### [EXERCISE PROMPT]
Find the string "activation" in the records. Copy each line that has it.

(Data records for software interfaces)
·····

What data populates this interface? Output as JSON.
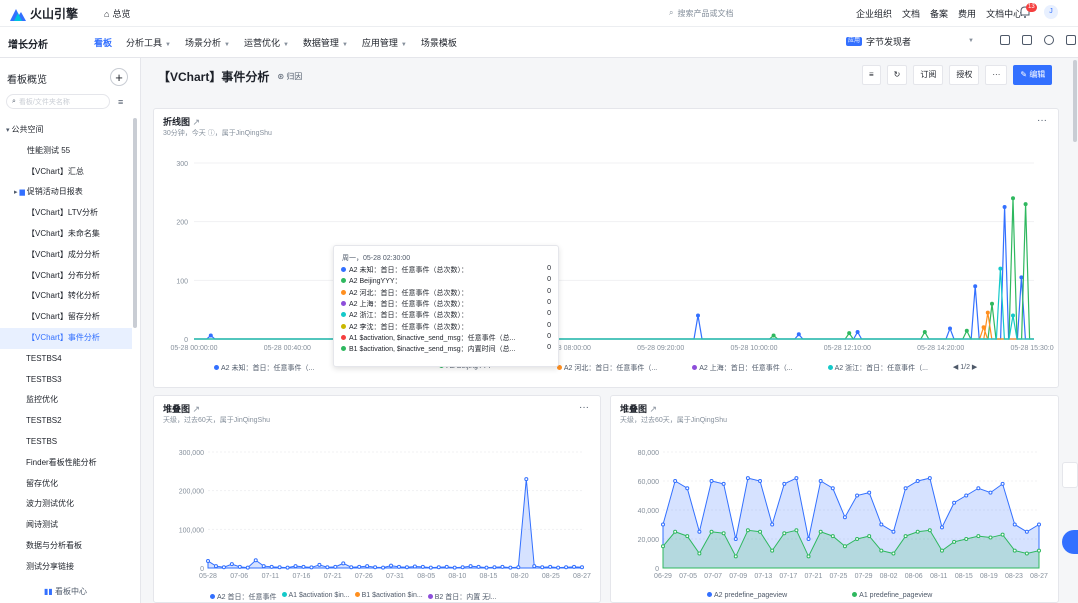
{
  "topbar": {
    "brand": "火山引擎",
    "home": "总览",
    "search_placeholder": "搜索产品或文档",
    "links": [
      "企业组织",
      "文档",
      "备案",
      "费用",
      "文档中心"
    ],
    "notif_count": "13",
    "avatar": "J"
  },
  "nav": {
    "section": "增长分析",
    "menu": [
      {
        "label": "看板",
        "active": true
      },
      {
        "label": "分析工具",
        "caret": true
      },
      {
        "label": "场景分析",
        "caret": true
      },
      {
        "label": "运营优化",
        "caret": true
      },
      {
        "label": "数据管理",
        "caret": true
      },
      {
        "label": "应用管理",
        "caret": true
      },
      {
        "label": "场景模板"
      }
    ],
    "workspace_tag": "应用",
    "workspace": "字节发现者"
  },
  "sidebar": {
    "title": "看板概览",
    "search_placeholder": "看板/文件夹名称",
    "items": [
      {
        "label": "公共空间",
        "type": "group",
        "arrow": "▾"
      },
      {
        "label": "性能测试 55",
        "type": "l1"
      },
      {
        "label": "【VChart】汇总",
        "type": "l1"
      },
      {
        "label": "促销活动日报表",
        "type": "folder",
        "arrow": "▸"
      },
      {
        "label": "【VChart】LTV分析",
        "type": "l1"
      },
      {
        "label": "【VChart】未命名集",
        "type": "l1"
      },
      {
        "label": "【VChart】成分分析",
        "type": "l1"
      },
      {
        "label": "【VChart】分布分析",
        "type": "l1"
      },
      {
        "label": "【VChart】转化分析",
        "type": "l1"
      },
      {
        "label": "【VChart】留存分析",
        "type": "l1"
      },
      {
        "label": "【VChart】事件分析",
        "type": "l1",
        "selected": true
      },
      {
        "label": "TESTBS4",
        "type": "l0"
      },
      {
        "label": "TESTBS3",
        "type": "l0"
      },
      {
        "label": "监控优化",
        "type": "l0"
      },
      {
        "label": "TESTBS2",
        "type": "l0"
      },
      {
        "label": "TESTBS",
        "type": "l0"
      },
      {
        "label": "Finder看板性能分析",
        "type": "l0"
      },
      {
        "label": "留存优化",
        "type": "l0"
      },
      {
        "label": "波力测试优化",
        "type": "l0"
      },
      {
        "label": "闻诗测试",
        "type": "l0"
      },
      {
        "label": "数据与分析看板",
        "type": "l0"
      },
      {
        "label": "测试分享链接",
        "type": "l0"
      }
    ],
    "footer": "看板中心"
  },
  "main": {
    "title": "【VChart】事件分析",
    "scope": "归因",
    "actions": [
      "订阅",
      "授权",
      "···",
      "编辑"
    ]
  },
  "line_card": {
    "title": "折线图",
    "subtitle": "30分钟，今天 ⓘ，属于JinQingShu",
    "more": "···",
    "x_ticks": [
      "05-28 00:00:00",
      "05-28 00:40:00",
      "05-28 04:00:00",
      "05-28 05:50:00",
      "05-28 08:00:00",
      "05-28 09:20:00",
      "05-28 10:00:00",
      "05-28 12:10:00",
      "05-28 14:20:00",
      "05-28 15:30:00"
    ],
    "y_ticks": [
      "0",
      "100",
      "200",
      "300"
    ],
    "legend": [
      "A2 未知：首日：任意事件（...",
      "A2 BeijingYYY",
      "A2 河北：首日：任意事件（...",
      "A2 上海：首日：任意事件（...",
      "A2 浙江：首日：任意事件（..."
    ],
    "pager": "1/2"
  },
  "chart_data": [
    {
      "type": "line",
      "title": "折线图",
      "ylim": [
        0,
        300
      ],
      "series": [
        {
          "name": "A2 未知：首日：任意事件",
          "color": "#3370ff",
          "values": [
            0,
            0,
            0,
            0,
            0,
            0,
            0,
            0,
            0,
            0,
            0,
            0,
            0,
            0,
            0,
            0,
            0,
            0,
            0,
            0,
            0,
            0,
            0,
            0,
            0,
            0,
            0,
            0,
            0,
            0,
            0,
            0,
            0,
            0,
            0,
            0,
            0,
            0,
            0,
            0,
            0,
            0,
            0,
            0,
            0,
            0,
            0,
            0,
            0,
            0,
            0,
            0,
            0,
            0,
            0,
            0,
            0,
            0,
            0,
            0,
            0,
            0,
            0,
            0,
            0,
            0,
            0,
            0,
            0,
            0,
            0,
            0,
            0,
            0,
            0,
            0,
            0,
            0,
            0,
            0,
            0,
            0,
            0,
            0,
            0,
            0,
            0,
            0,
            0,
            0,
            0,
            0,
            0,
            0,
            0,
            0,
            0,
            0,
            0,
            0,
            0,
            0,
            0,
            0,
            0,
            0,
            0,
            0,
            0,
            0,
            0,
            0,
            0,
            0,
            0,
            0,
            0,
            0,
            0,
            0,
            0,
            0,
            0,
            0,
            0,
            0,
            0,
            0,
            0,
            0,
            0,
            0,
            0,
            0,
            0,
            0,
            0,
            0,
            0,
            0,
            0,
            0,
            0,
            0,
            0,
            0,
            0,
            0,
            0,
            0,
            0,
            0,
            0,
            0,
            0,
            0,
            0,
            0,
            0,
            0,
            0,
            0,
            0,
            0,
            0,
            0,
            0,
            0,
            0,
            0,
            0,
            0,
            0,
            0,
            0,
            0,
            0,
            0,
            0,
            0,
            0,
            0,
            0,
            0,
            0,
            0,
            0,
            0,
            0,
            0,
            0,
            0,
            0,
            0,
            0,
            0,
            0,
            0,
            0,
            0,
            0,
            0,
            0,
            0,
            0,
            0,
            0,
            0,
            0,
            0,
            0,
            0,
            0,
            0,
            0,
            0,
            0,
            0,
            0,
            0,
            0,
            0,
            0,
            0,
            0,
            0,
            0,
            0,
            0,
            0,
            0,
            0,
            0,
            0,
            0,
            0,
            0,
            0,
            0,
            0,
            0,
            0,
            0,
            0,
            0,
            0,
            0,
            0,
            0,
            0,
            0,
            0,
            0,
            0,
            0,
            0,
            0,
            0,
            0,
            0,
            0,
            0,
            0,
            0,
            0,
            0,
            0,
            0,
            0,
            0,
            0,
            0,
            0,
            0,
            0,
            0,
            0,
            0,
            0,
            0,
            0,
            0,
            0,
            0,
            0,
            0,
            0,
            0,
            0,
            0,
            0,
            0,
            0,
            0,
            0,
            0,
            0,
            0,
            0,
            0,
            0,
            0,
            0,
            0,
            0,
            0,
            0,
            0,
            0,
            0,
            0,
            0,
            0,
            0,
            0,
            0,
            0,
            0,
            0,
            0,
            0,
            0,
            0,
            0,
            0,
            0,
            0,
            0,
            0,
            0,
            0,
            0,
            0,
            0,
            0,
            0,
            0,
            0,
            0,
            0,
            0,
            0,
            0,
            0,
            0
          ]
        },
        {
          "name": "A2 BeijingYYY",
          "color": "#2fb85f",
          "values": []
        },
        {
          "name": "A2 河北：首日：任意事件",
          "color": "#ff8f1f",
          "values": []
        },
        {
          "name": "A2 上海：首日：任意事件",
          "color": "#8d4eda",
          "values": []
        },
        {
          "name": "A2 浙江：首日：任意事件",
          "color": "#14c9c9",
          "values": []
        }
      ]
    },
    {
      "type": "area",
      "title": "堆叠图",
      "ylim": [
        0,
        300000
      ],
      "y_ticks": [
        "0",
        "100,000",
        "200,000",
        "300,000"
      ],
      "x_ticks": [
        "05-28",
        "07-06",
        "07-11",
        "07-16",
        "07-21",
        "07-26",
        "07-31",
        "08-05",
        "08-10",
        "08-15",
        "08-20",
        "08-25",
        "08-27"
      ],
      "series": [
        {
          "name": "A2 首日：任意事件",
          "color": "#3370ff",
          "values": [
            18000,
            5000,
            2000,
            10000,
            3000,
            1000,
            20000,
            5000,
            3000,
            2000,
            1000,
            5000,
            3000,
            1500,
            8000,
            2000,
            3000,
            12000,
            2000,
            3000,
            5000,
            2000,
            1000,
            6000,
            3000,
            2000,
            4000,
            3000,
            1000,
            2000,
            3000,
            1000,
            2000,
            5000,
            3000,
            1000,
            2000,
            3000,
            1000,
            2000,
            230000,
            5000,
            2000,
            3000,
            1000,
            2000,
            3000,
            2000
          ]
        }
      ]
    },
    {
      "type": "area",
      "title": "堆叠图",
      "ylim": [
        0,
        80000
      ],
      "y_ticks": [
        "0",
        "20,000",
        "40,000",
        "60,000",
        "80,000"
      ],
      "x_ticks": [
        "06-29",
        "07-05",
        "07-07",
        "07-09",
        "07-13",
        "07-17",
        "07-21",
        "07-25",
        "07-29",
        "08-02",
        "08-06",
        "08-11",
        "08-15",
        "08-19",
        "08-23",
        "08-27"
      ],
      "series": [
        {
          "name": "A2 predefine_pageview",
          "color": "#3370ff",
          "values": [
            30000,
            60000,
            55000,
            25000,
            60000,
            58000,
            20000,
            62000,
            60000,
            30000,
            58000,
            62000,
            20000,
            60000,
            55000,
            35000,
            50000,
            52000,
            30000,
            25000,
            55000,
            60000,
            62000,
            28000,
            45000,
            50000,
            55000,
            52000,
            58000,
            30000,
            25000,
            30000
          ]
        },
        {
          "name": "A1 predefine_pageview",
          "color": "#2fb85f",
          "values": [
            15000,
            25000,
            22000,
            10000,
            25000,
            24000,
            8000,
            26000,
            25000,
            12000,
            24000,
            26000,
            8000,
            25000,
            22000,
            15000,
            20000,
            22000,
            12000,
            10000,
            22000,
            25000,
            26000,
            12000,
            18000,
            20000,
            22000,
            21000,
            23000,
            12000,
            10000,
            12000
          ]
        }
      ]
    }
  ],
  "tooltip": {
    "title": "周一，05-28 02:30:00",
    "rows": [
      {
        "label": "A2 未知：首日：任意事件（总次数）：",
        "value": "0",
        "color": "#3370ff"
      },
      {
        "label": "A2 BeijingYYY：",
        "value": "0",
        "color": "#2fb85f"
      },
      {
        "label": "A2 河北：首日：任意事件（总次数）：",
        "value": "0",
        "color": "#ff8f1f"
      },
      {
        "label": "A2 上海：首日：任意事件（总次数）：",
        "value": "0",
        "color": "#8d4eda"
      },
      {
        "label": "A2 浙江：首日：任意事件（总次数）：",
        "value": "0",
        "color": "#14c9c9"
      },
      {
        "label": "A2 李沈：首日：任意事件（总次数）：",
        "value": "0",
        "color": "#c9b800"
      },
      {
        "label": "A1 $activation, $inactive_send_msg：任意事件（总...",
        "value": "0",
        "color": "#f53f3f"
      },
      {
        "label": "B1 $activation, $inactive_send_msg：内置时间（总...",
        "value": "0",
        "color": "#2fb85f"
      }
    ]
  },
  "stack1": {
    "title": "堆叠图",
    "subtitle": "天级，过去60天，属于JinQingShu",
    "more": "···",
    "legend": [
      "A2 首日：任意事件",
      "A1 $activation $in...",
      "B1 $activation $in...",
      "B2 首日：内置 无l..."
    ]
  },
  "stack2": {
    "title": "堆叠图",
    "subtitle": "天级，过去60天，属于JinQingShu",
    "legend": [
      "A2 predefine_pageview",
      "A1 predefine_pageview"
    ]
  }
}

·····

### [EXERCISE ANSWER]
        "label": "A1 $activation, $inactive_send_msg：任意事件（总...",
        "label": "B1 $activation, $inactive_send_msg：内置时间（总...",
      "A1 $activation $in...",
      "B1 $activation $in...",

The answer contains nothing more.